by: Taylor Chalker

On September 30, Canada recognized the first annual Truth and Reconciliation Day, a day to honour residential school survivors, their families, and their stories. 

New Brunswick chose not to recognize this as a provincial holiday, frustrating many in the community, and leading to a walkout at Fredericton High School. This event, which was not organized by the school’s administration, saw approximately 200 students leave their classes and come together on the football field. 

Theo Dawson, a grade 12 student at FHS, detailed his frustration with the situation in a series of Instagram stories on September 30, and also posted an infographic-style carousel post, informing the public of what had transpired. 

“Originally, this demonstration was to protest the provincial government’s decision not to recognize the holiday,” said Dawson. “It became clear that the government was not the only institution deserving of contempt.”

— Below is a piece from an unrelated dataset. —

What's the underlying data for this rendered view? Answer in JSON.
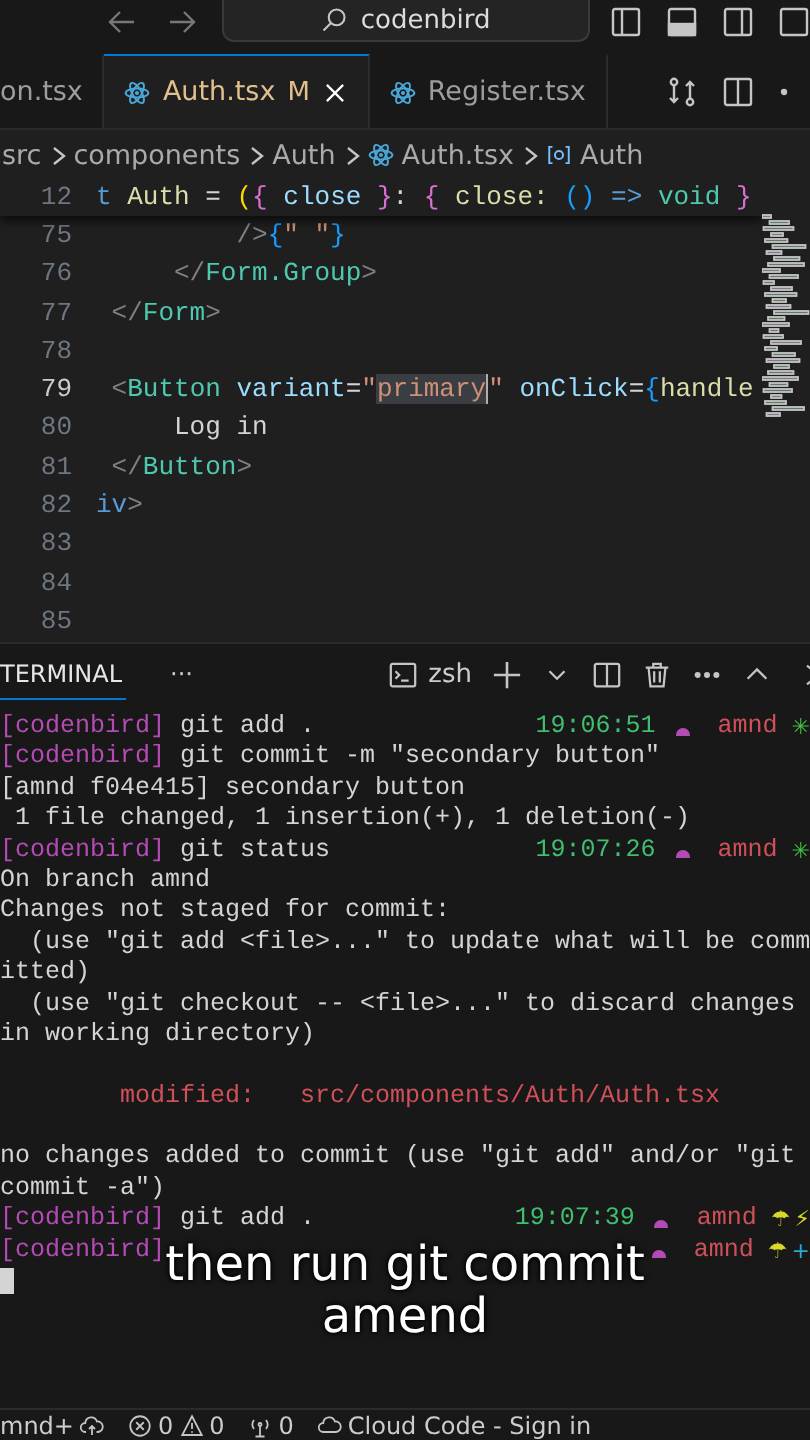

He explained that the school addressed Truth and Reconciliation day with a series of videos detailing the horrors of residential schooling, and an announcement from the principal, Stephanie Tomilson, acknowledging the importance of the day.  

Like many other students, Dawson did not feel that this acknowledgement was adequate, and he chose to attend the student-organized walkout. 

“The principal placed herself in the middle of the crowd, and everybody gathered around,” said Dawson. “And she goes, ‘FHS did not organize. Is anybody willing to come forward and speak on about this, about why you’re all here?’”

As explained by Dawson, nobody stepped forward to take responsibility for organizing the event, but students began shouting out questions for administration regarding the handling of the day’s events. 

“It felt like she was projecting onto us that she felt like we were just all a bunch of no good kids skipping class,” explained Dawson.

Jade Perley, a grade 10 Indigenous student at FHS, came forward to talk with administration, expressing her frustration. 

“While Jade spoke passionately about her people and the meaning of the day, and the protest, about how much the school’s actions hurt, the principal had little to say except for criticizing her tone,” explained Dawson in the Instagram post.

“She really became one of my heroes,” he later said. 

As a result of the posts that Dawson made on September 30, particularly several Instagram stories which contained profane language, Dawson received a 5-day out-of-school suspension. 

“I remember looking at [the post] and realizing that it might make my message more hostile, and make people less willing to listen to it,” explained Dawson, saying that his mother helped him realize that his use of profanity came out of anger. 

Dawson explained this to administration at an in-person meeting with his parents, one that he was initially not invited to attend. 

“I am a 17-year-old man. I can speak to my own actions, and I have responsibility for my own actions,” he said, with his father also insisting that he be in attendance at the meeting. 

FHS cited the reasons for the meeting as the following:

  • Using disrespectful or inappropriate language
  • Accusations involving falsehood or malicious intent
  • Disrespect of authority
  • Verbal abuse – including generating inappropriate and unfounded rumours

At this meeting, Dawson expressed concerns about being able to complete schoolwork while out of class, but was met with no solution. 

“They seemed almost shocked that I was interested in continuing to keep up with my classes for a week.”

In a phone call from the school, Dawson’s mother was told not to bring up the events of September 30 while meeting with administration.

“They said, specifically, ‘this is not to discuss September 30,’ this was to discuss only what I posted,” he said.

In a follow-up Instagram post, Dawson shared several stories from students at Fredericton High School that have experienced microaggressions. 

“I once again encourage people to spread this post. Not because I got suspended, but because these two stories are just a microcosm of what goes on every day at this school and in the education system.”